C’est au milieu de l’été, un temps impossible à préciser : tous les jours coulent les uns après les autres, et le temps n’a pas d’importance.
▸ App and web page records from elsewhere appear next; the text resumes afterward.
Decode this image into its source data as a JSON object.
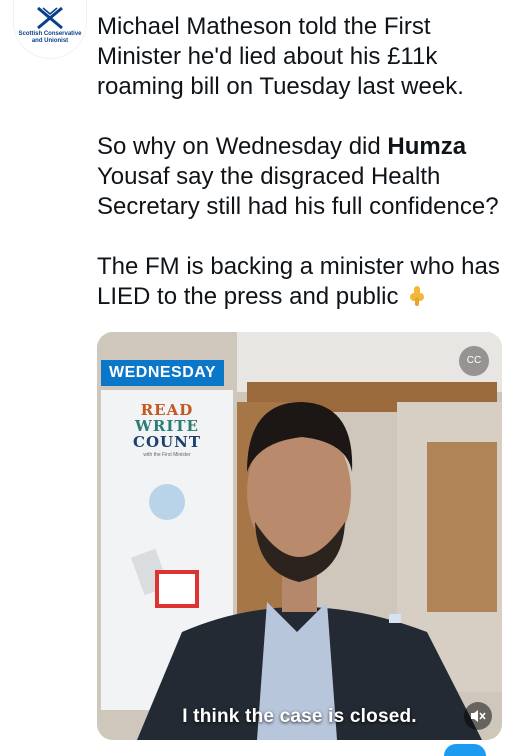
{
  "author": {
    "logo_line1": "Scottish Conservative",
    "logo_line2": "and Unionist",
    "brand_color": "#0a3f8c"
  },
  "tweet": {
    "p1": "Michael Matheson told the First Minister he'd lied about his £11k roaming bill on Tuesday last week.",
    "p2_pre": "So why on Wednesday did ",
    "p2_bold": "Humza",
    "p2_post": " Yousaf say the disgraced Health Secretary still had his full confidence?",
    "p3": "The FM is backing a minister who has LIED to the press and public",
    "emoji": "pointing-down-hand-icon"
  },
  "video": {
    "day_badge": "WEDNESDAY",
    "banner_read": "READ",
    "banner_write": "WRITE",
    "banner_count": "COUNT",
    "banner_small": "with the First Minister",
    "caption": "I think the case is closed.",
    "cc_label": "CC",
    "mute_icon": "speaker-muted-icon"
  }
}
Les premiers rayons du soleil teignent le ciel et les oiseaux signalent l’arrivée du matin.  Au début, leur gazouillis ne sont que des bâillements.  Mais progressivement, ils se lèvent et le bruit devient de plus en plus effréné.  “Coucou, lève-toi ! Coucou, lève-toi !”

Bien entendu.  On se lève avec l’excitation de saluer un nouveau jour qui coule dans nos veines.  C’est un dynamisme du corps, presque comme s’il s’était levé avec une chatouille.  On s’habille vite et sans bruit avec les vêtements qui sont les plus proches du lit, et on prend la première gorgée d’eau, la dernière qui reste dans le verre de cette nuit.  Regardant par la fenêtre, on voit que le ciel a une nuance bleue-violette parfaite ; le violet va rougir doucement, et on va pouvoir observer le changement.  On profite de cette lumière, cette teinture qui n’appartient qu’aux matins estivaux, comme si on mettait des lunettes roses.

C’est parti.  Bouger le corps, ça fait du bien.  On sort en douce, et on entre dans le jardin.  Il ne faut pas aller plus loin que notre propre jardin ; voir le visage d’un autre casserait cette ambiance parfaite.  On s’étire comme un chat au soleil, et ensuite, au boulot.  Les framboisiers attendent.  En s’approchant, les framboises à peine mûres semblent luire.  C’est trop difficile de résister à la tentation, et la première framboise cueillie va directement à la bouche ; la baie éclate, les graines croquent, et on déguste le jus sucré, acide, parfumé.

Dans cette instant d’une calme immobilité, on hésite même à respirer trop fort.  Le temps est immatériel, et tout est possible.  Les traces de nos rêves de cette nuit n’ont pas encore disparu, et la réalité est encore floue.  On se sent capable de tout faire…mais il n’y en a pas besoin.  Cette sacrée bouchée prise au moment parfait est une hostie à savourer.  On va décider le programme d’aujourd’hui après une tournée de gaufres aux framboises.  Après avoir avalé la bouchée, on retourne au boulot.  La journée a commencé.